Well, the title is, perhaps, not an oft-asked question … but one never knows. There very well could be someone out there Goggle’ing this very question. So, Thomas and I arrived to Thule, Greenland via ATI, or Air Transport International. It was actually quite a nice flight … windows at (nearly) every seat, snacks and drinks served, and your choice of “right” or “left” emergency exit. No, really … there were just two:
Now that we’re here, we’ve been assisting with traverse prep as well as sorting out our own science gear (more on that later). Some of the traverse pit includes the filling of huge fuel bladders (see previous post) as well as tying “tie points” to the various sleds and such:
The crew here is INCREDIBLY competent. Seriously. A laundry-list of “been there’s, done that’s” deftly mixed with hilarious humor and phat polar skills. The GrIT lead is “Swing Boss”. Robin Davies and Pat Smith are mechanic/operators on this traverse with storied pasts, such as doing a 2.5-year stint with the British Antarctic Survey (BAS; Robin) or seasons with the Greenland Ice Sheet Project 2 (GISP2; Pat). Amazing! Galen Dossin is our designated mountaineer/do-everything’er (South Pole traverse anyone?). And these are just the folks who are rolling with us! Helping us get out the door are Kevin Emery, Shep Vail and Nick Savage. Awesome people!
And then there’s us. Yes, us … Thomas Overly and Gifford Wong. If nothing else, we’re excited to be a part of this traverse. Speaking for myself, this is something I’ve wanted to do for a very long time. Traverse across the flat, white expanse of an ice sheet … just slightly smacks of the golden Age of Exploration. That said, we’re also eager … or perhaps just anxious to get started. There is a LOT of science to be done. So much so that we almost tried to start off early to get a head start … unfortunately, we didn’t get very far:
But every night we’re in Thule means another possible blog from us. Good? Bad? Indifferent?

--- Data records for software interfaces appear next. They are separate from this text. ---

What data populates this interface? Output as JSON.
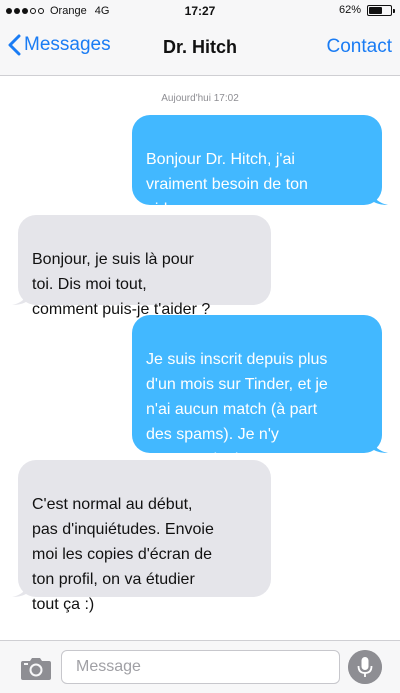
{
  "status": {
    "carrier": "Orange",
    "network": "4G",
    "time": "17:27",
    "battery_percent_label": "62%",
    "battery_level": 0.62,
    "signal_bars_filled": 3,
    "signal_bars_total": 5
  },
  "nav": {
    "back_label": "Messages",
    "title": "Dr. Hitch",
    "contact_label": "Contact"
  },
  "conversation": {
    "timestamp": "Aujourd'hui 17:02",
    "messages": [
      {
        "direction": "outgoing",
        "text": "Bonjour Dr. Hitch, j'ai\nvraiment besoin de ton\naide...."
      },
      {
        "direction": "incoming",
        "text": "Bonjour, je suis là pour\ntoi. Dis moi tout,\ncomment puis-je t'aider ?"
      },
      {
        "direction": "outgoing",
        "text": "Je suis inscrit depuis plus\nd'un mois sur Tinder, et je\nn'ai aucun match (à part\ndes spams). Je n'y\ncomprends rien..."
      },
      {
        "direction": "incoming",
        "text": "C'est normal au début,\npas d'inquiétudes. Envoie\nmoi les copies d'écran de\nton profil, on va étudier\ntout ça :)"
      }
    ]
  },
  "composer": {
    "placeholder": "Message",
    "value": ""
  },
  "icons": {
    "back": "chevron-left-icon",
    "camera": "camera-icon",
    "mic": "microphone-icon"
  },
  "colors": {
    "accent": "#1a7cf4",
    "outgoing_bubble": "#42b8ff",
    "incoming_bubble": "#e5e5ea"
  }
}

Regardless, I hope y’all enjoy the show! Check out www.datatransport.org/grit/monitor (to keep up with us). There’s also a blog for the traverse, and that is: www.polarfield.com/blog/tag/grit/ (but I’m not sure how frequently it’s updated). Cheers!